Freeze the water …
Ice Floats…and the cold water will be appreciated when it’s hot…as you drink the meltwater the air replaces ice as flotation.
Did the same in April, but went for
ten days which still didn’t give any time to explore. The river in April was moving about 2 1/2 mph. It’s easy to do 5 mph with any paddling. Water level was low so had to watch for sandbars. It should be getting hot by now so you will go through water. I brought 18 plus gallons for ten days. You also need a firepan and a porta-potty. I have a canoe cover so I didn’t tie anything in since in an upset things usually stay in the canoe. Depending on where you dump you could have problems since the current does pickup when the river narrows. You don’t need any floatation though. Mud can be a problem in places where it can suck your shoes off your feet. Wind can also be a problem so give yourself enough time to get to the confluence. People tend to bunch up near the confluence so try to get a campsite early when close. It’s a great trip but six days will be mostly a float for you. Start at Mineral Springs and you’ll have more time to explore. It takes time to figure out how to get into the Bottoms because of the Tamarisks so you can spend a half day at one and not really see much. You have six days to do a hundred miles so that doesn’t give you much time even without factoring in the weather. I figure about ten days is the limit you can stay out because of the amount of water and the potty problem. I met a group that was doing it in 17 days but was getting resupplied at Mineral Springs.
I forgot to mention that I carried two
seven gallon water containers and four one gallon containers plus an assortment of other bottles (I was with my wife). I’d leave the big containers close to shore and carry the one gallon containers to camp. While that section of the Green doesn’t have WW, it does have current and there are strainers. I took a wrong channel and had a close call with one. The current was really moving in that channel where there were some good size standing waves. This happened after a heavy rain the night before when the washes flushed out.
length of trip
Did it at the end of March. 5 days from Mineral Bottom to the Confluence and we thought that was too little time, although you’re probably going to have a higher flow. You can get high winds upstream in the afternoons. It also sounds to me as if you are a little light on the amount of water for this time of year.
Carry Your Water

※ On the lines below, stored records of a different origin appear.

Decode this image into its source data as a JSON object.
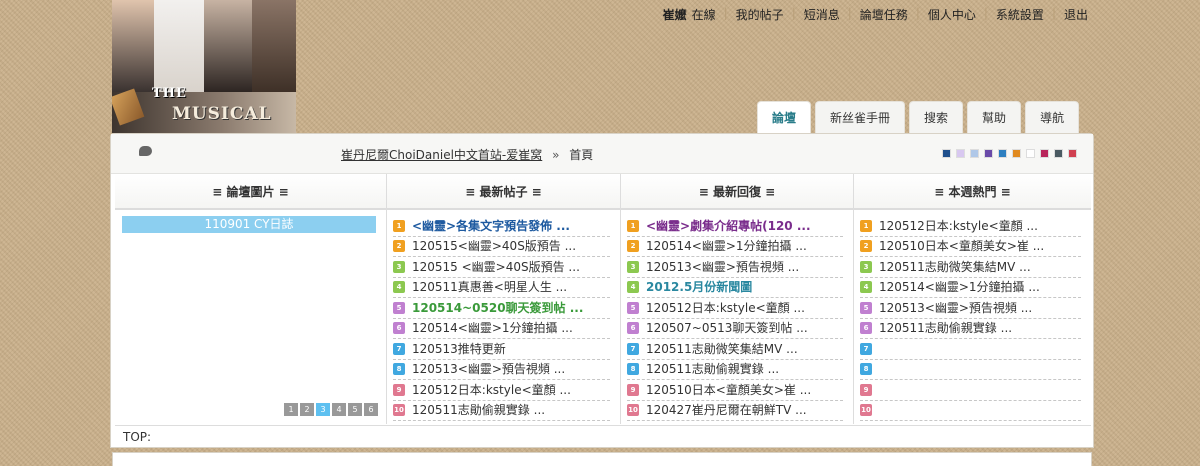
{
  "topnav": {
    "user": "崔嬤",
    "status": "在線",
    "items": [
      "我的帖子",
      "短消息",
      "論壇任務",
      "個人中心",
      "系統設置",
      "退出"
    ]
  },
  "banner": {
    "logo_the": "THE",
    "logo_main": "MUSICAL"
  },
  "tabs": [
    {
      "label": "論壇",
      "active": true
    },
    {
      "label": "新丝雀手冊",
      "active": false
    },
    {
      "label": "搜索",
      "active": false
    },
    {
      "label": "幫助",
      "active": false
    },
    {
      "label": "導航",
      "active": false
    }
  ],
  "breadcrumb": {
    "site": "崔丹尼爾ChoiDaniel中文首站-爱崔窝",
    "arrow": "»",
    "current": "首頁"
  },
  "swatches": [
    "#1f4f8c",
    "#d8c8f0",
    "#b0c8e8",
    "#6a4aa8",
    "#2d7fc0",
    "#e08a20",
    "#ffffff",
    "#b8255a",
    "#4a5a62",
    "#d04050"
  ],
  "columns": {
    "pictures": {
      "title": "≡ 論壇圖片 ≡",
      "caption": "110901 CY日誌",
      "pages": [
        "1",
        "2",
        "3",
        "4",
        "5",
        "6"
      ],
      "current_page": 3
    },
    "latest_posts": {
      "title": "≡ 最新帖子 ≡",
      "items": [
        {
          "text": "<幽靈>各集文字預告發佈 ...",
          "style": "blue"
        },
        {
          "text": "120515<幽靈>40S版預告 ...",
          "style": ""
        },
        {
          "text": "120515 <幽靈>40S版預告 ...",
          "style": ""
        },
        {
          "text": "120511真惠善<明星人生 ...",
          "style": ""
        },
        {
          "text": "120514~0520聊天簽到帖 ...",
          "style": "green"
        },
        {
          "text": "120514<幽靈>1分鐘拍攝 ...",
          "style": ""
        },
        {
          "text": "120513推特更新",
          "style": ""
        },
        {
          "text": "120513<幽靈>預告視頻 ...",
          "style": ""
        },
        {
          "text": "120512日本:kstyle<童顏 ...",
          "style": ""
        },
        {
          "text": "120511志勛偷親實錄 ...",
          "style": ""
        }
      ]
    },
    "latest_replies": {
      "title": "≡ 最新回復 ≡",
      "items": [
        {
          "text": "<幽靈>劇集介紹專帖(120 ...",
          "style": "purple"
        },
        {
          "text": "120514<幽靈>1分鐘拍攝 ...",
          "style": ""
        },
        {
          "text": "120513<幽靈>預告視頻 ...",
          "style": ""
        },
        {
          "text": "2012.5月份新聞圖",
          "style": "teal"
        },
        {
          "text": "120512日本:kstyle<童顏 ...",
          "style": ""
        },
        {
          "text": "120507~0513聊天簽到帖 ...",
          "style": ""
        },
        {
          "text": "120511志勛微笑集結MV ...",
          "style": ""
        },
        {
          "text": "120511志勛偷親實錄 ...",
          "style": ""
        },
        {
          "text": "120510日本<童顏美女>崔 ...",
          "style": ""
        },
        {
          "text": "120427崔丹尼爾在朝鮮TV ...",
          "style": ""
        }
      ]
    },
    "weekly_hot": {
      "title": "≡ 本週熱門 ≡",
      "items": [
        {
          "text": "120512日本:kstyle<童顏 ...",
          "style": ""
        },
        {
          "text": "120510日本<童顏美女>崔 ...",
          "style": ""
        },
        {
          "text": "120511志勛微笑集結MV ...",
          "style": ""
        },
        {
          "text": "120514<幽靈>1分鐘拍攝 ...",
          "style": ""
        },
        {
          "text": "120513<幽靈>預告視頻 ...",
          "style": ""
        },
        {
          "text": "120511志勛偷親實錄 ...",
          "style": ""
        },
        {
          "text": "",
          "style": ""
        },
        {
          "text": "",
          "style": ""
        },
        {
          "text": "",
          "style": ""
        },
        {
          "text": "",
          "style": ""
        }
      ]
    }
  },
  "footer": {
    "top_label": "TOP:"
  }
}
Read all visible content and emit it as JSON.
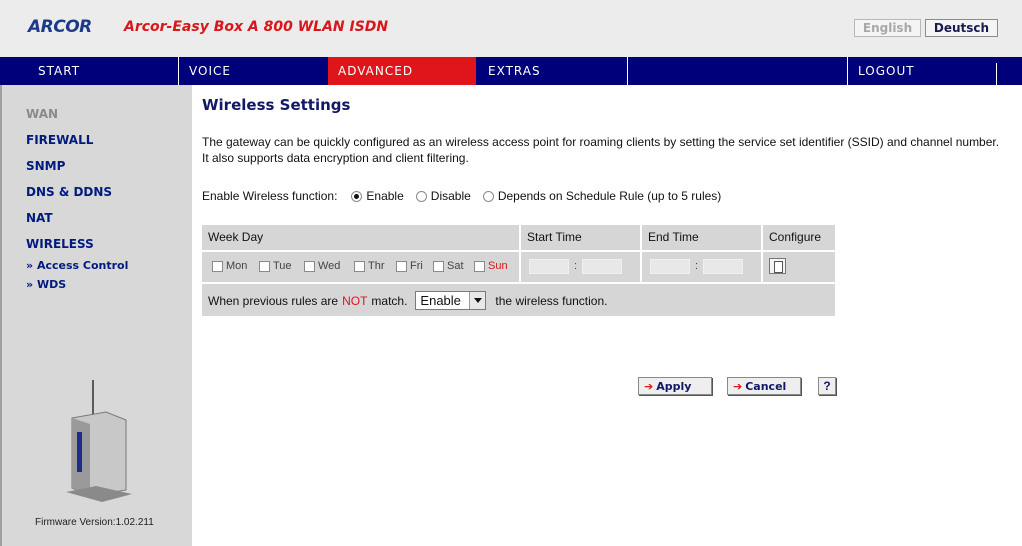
{
  "header": {
    "brand": "ARCOR",
    "product": "Arcor-Easy Box A 800 WLAN ISDN",
    "lang_english": "English",
    "lang_deutsch": "Deutsch"
  },
  "nav": {
    "items": [
      "START",
      "VOICE",
      "ADVANCED",
      "EXTRAS",
      "LOGOUT"
    ],
    "active": "ADVANCED"
  },
  "sidebar": {
    "items": [
      "WAN",
      "FIREWALL",
      "SNMP",
      "DNS & DDNS",
      "NAT",
      "WIRELESS"
    ],
    "subitems": [
      "Access Control",
      "WDS"
    ],
    "firmware": "Firmware Version:1.02.211"
  },
  "main": {
    "title": "Wireless Settings",
    "description": "The gateway can be quickly configured as an wireless access point for roaming clients by setting the service set identifier (SSID) and channel number. It also supports data encryption and client filtering.",
    "enable_label": "Enable Wireless function:",
    "options": [
      "Enable",
      "Disable",
      "Depends on Schedule Rule (up to 5 rules)"
    ],
    "selected_option": "Enable",
    "schedule": {
      "headers": [
        "Week Day",
        "Start Time",
        "End Time",
        "Configure"
      ],
      "days": [
        "Mon",
        "Tue",
        "Wed",
        "Thr",
        "Fri",
        "Sat",
        "Sun"
      ],
      "time_sep": ":",
      "when_prefix": "When previous rules are",
      "when_not": "NOT",
      "when_middle": "match.",
      "select_value": "Enable",
      "when_suffix": "the wireless function."
    },
    "buttons": {
      "apply": "Apply",
      "cancel": "Cancel",
      "help": "?"
    }
  },
  "colors": {
    "nav_bg": "#00007a",
    "active_tab": "#e0141b",
    "sidebar_bg": "#d8d8d8",
    "link": "#001a80"
  }
}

You can get some of the sediment out by letting it settle overnight, pre-filtering through cheesecloth, then filtering through a purifier, but even with all that there is a lot of alkalinity in the water. Filters won’t take that out. Best to carry a supply with you. One gallon per person per day minimum. If you go in the summer it can be over 100 degrees, so don’t scrimp. Better to carry too much than to risk dehydration.
One place to get water if you do run low is Water Canyon. There is a small spring there and the water is pretty good. It’s near the end of the trip, about a day’s paddle upstream from Spanish Bottom. Be forewarned though…I was there last year and the flow was very low. There’s no guarantee it will be flowing.